The data:

*****

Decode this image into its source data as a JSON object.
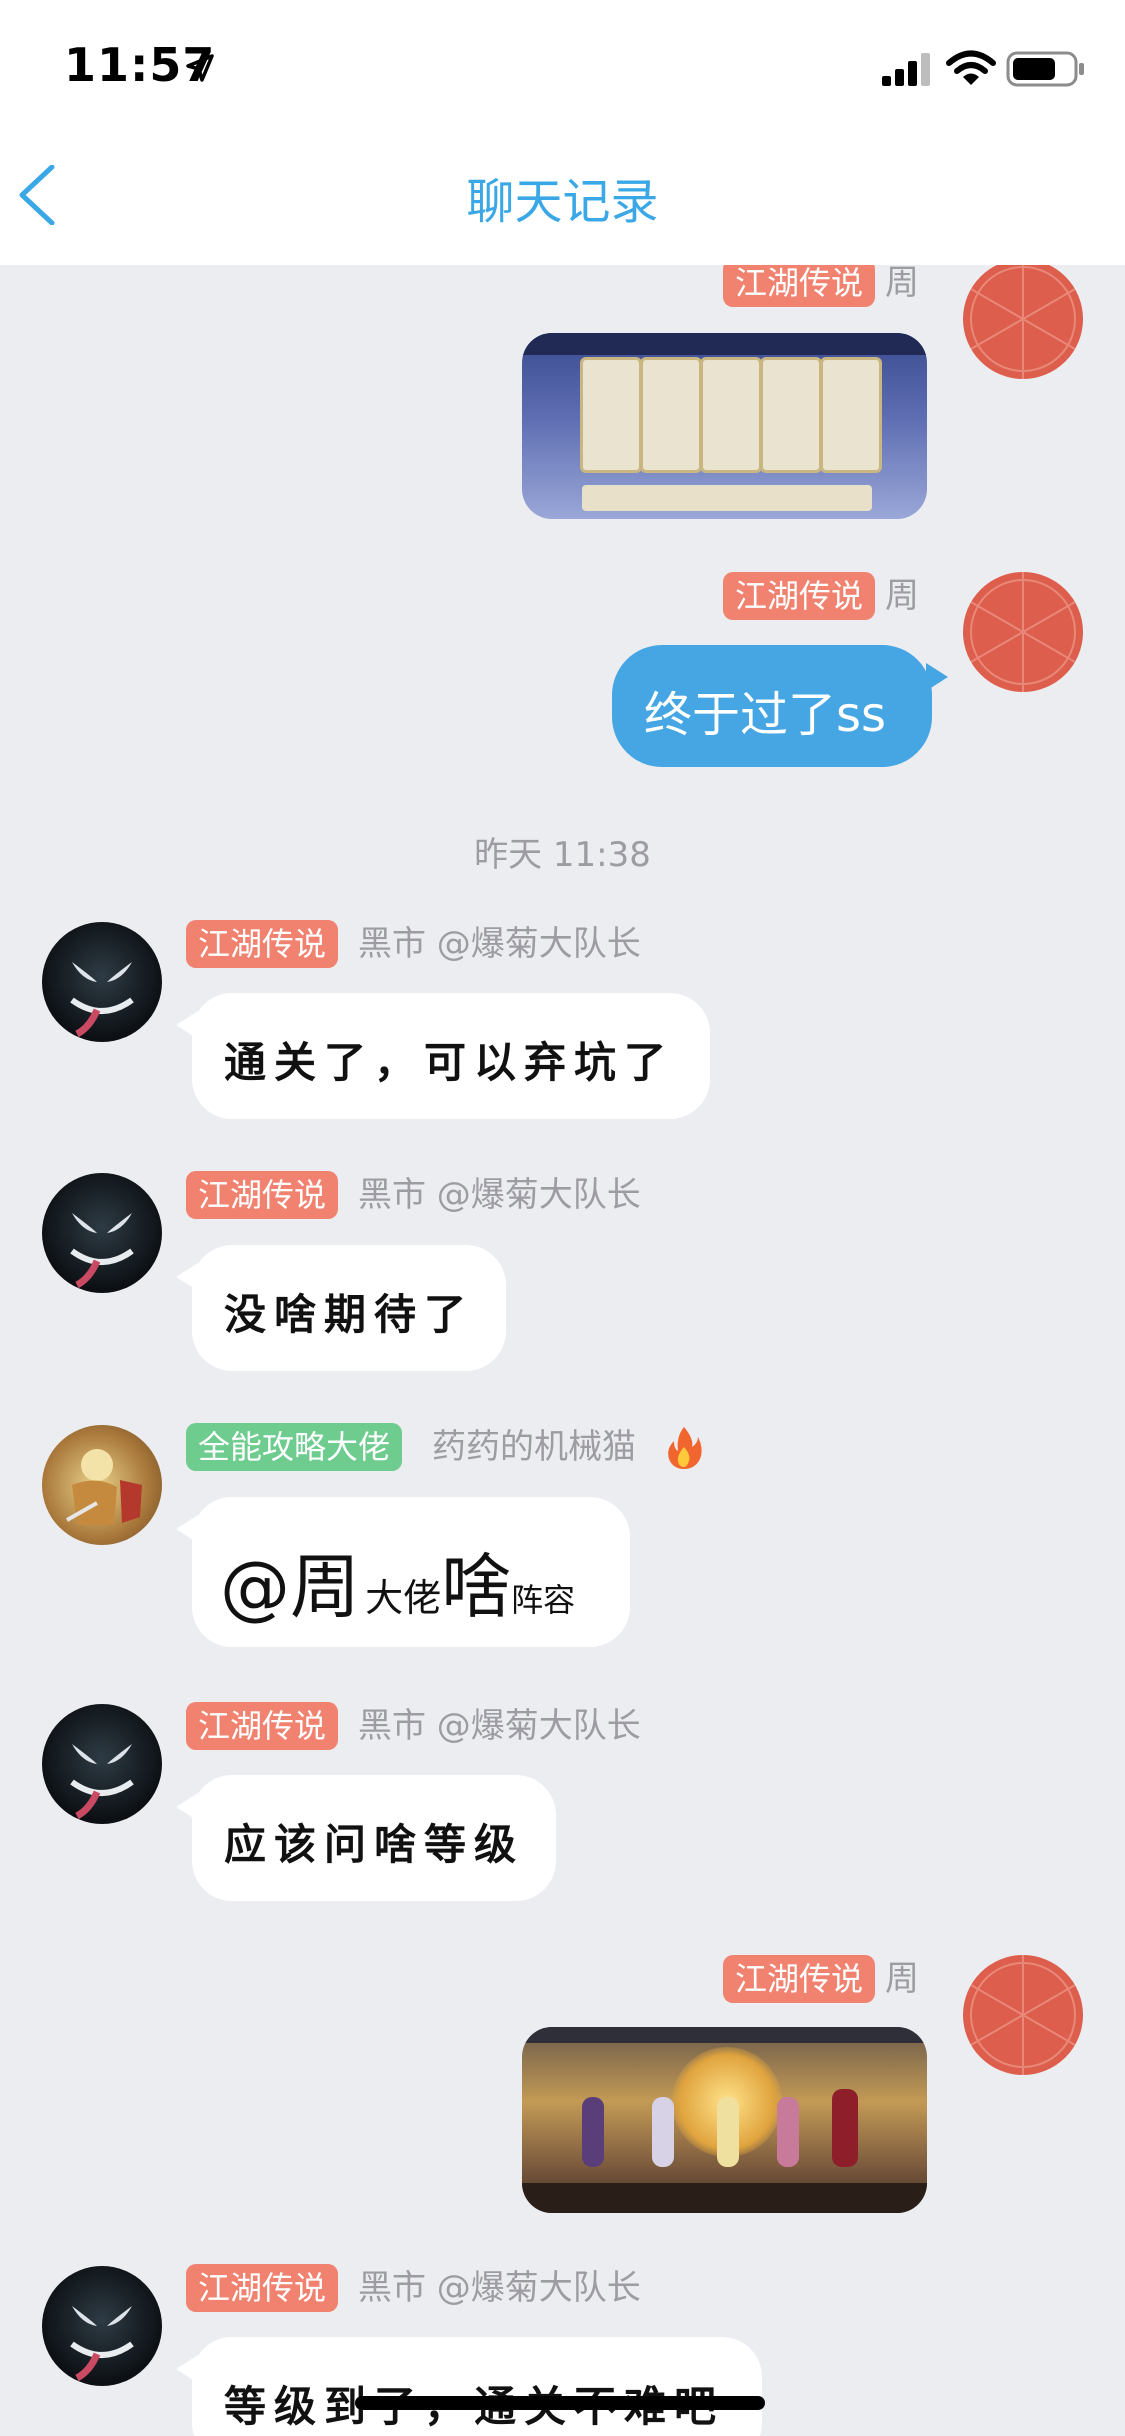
{
  "status_bar": {
    "time": "11:57"
  },
  "header": {
    "title": "聊天记录"
  },
  "messages": [
    {
      "badge": "江湖传说",
      "sender": "周",
      "type": "image"
    },
    {
      "badge": "江湖传说",
      "sender": "周",
      "text": "终于过了ss"
    },
    {
      "timestamp": "昨天 11:38"
    },
    {
      "badge": "江湖传说",
      "sender": "黑市 @爆菊大队长",
      "text": "通关了，可以弃坑了"
    },
    {
      "badge": "江湖传说",
      "sender": "黑市 @爆菊大队长",
      "text": "没啥期待了"
    },
    {
      "badge": "全能攻略大佬",
      "sender": "药药的机械猫",
      "text_parts": [
        "@周",
        "大佬",
        "啥",
        "阵容"
      ]
    },
    {
      "badge": "江湖传说",
      "sender": "黑市 @爆菊大队长",
      "text": "应该问啥等级"
    },
    {
      "badge": "江湖传说",
      "sender": "周",
      "type": "image"
    },
    {
      "badge": "江湖传说",
      "sender": "黑市 @爆菊大队长",
      "text": "等级到了，通关不难吧"
    }
  ],
  "colors": {
    "accent": "#3AA8E6",
    "outgoing_bubble": "#45A6E3",
    "badge_red": "#F0826F",
    "badge_green": "#6FCC8F",
    "chat_background": "#ECEDF1"
  }
}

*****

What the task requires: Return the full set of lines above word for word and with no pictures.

Exercise answer:
Decode this image into its source data as a JSON object.
{
  "status_bar": {
    "time": "11:57"
  },
  "header": {
    "title": "聊天记录"
  },
  "messages": [
    {
      "badge": "江湖传说",
      "sender": "周",
      "type": "image"
    },
    {
      "badge": "江湖传说",
      "sender": "周",
      "text": "终于过了ss"
    },
    {
      "timestamp": "昨天 11:38"
    },
    {
      "badge": "江湖传说",
      "sender": "黑市 @爆菊大队长",
      "text": "通关了，可以弃坑了"
    },
    {
      "badge": "江湖传说",
      "sender": "黑市 @爆菊大队长",
      "text": "没啥期待了"
    },
    {
      "badge": "全能攻略大佬",
      "sender": "药药的机械猫",
      "text_parts": [
        "@周",
        "大佬",
        "啥",
        "阵容"
      ]
    },
    {
      "badge": "江湖传说",
      "sender": "黑市 @爆菊大队长",
      "text": "应该问啥等级"
    },
    {
      "badge": "江湖传说",
      "sender": "周",
      "type": "image"
    },
    {
      "badge": "江湖传说",
      "sender": "黑市 @爆菊大队长",
      "text": "等级到了，通关不难吧"
    }
  ],
  "colors": {
    "accent": "#3AA8E6",
    "outgoing_bubble": "#45A6E3",
    "badge_red": "#F0826F",
    "badge_green": "#6FCC8F",
    "chat_background": "#ECEDF1"
  }
}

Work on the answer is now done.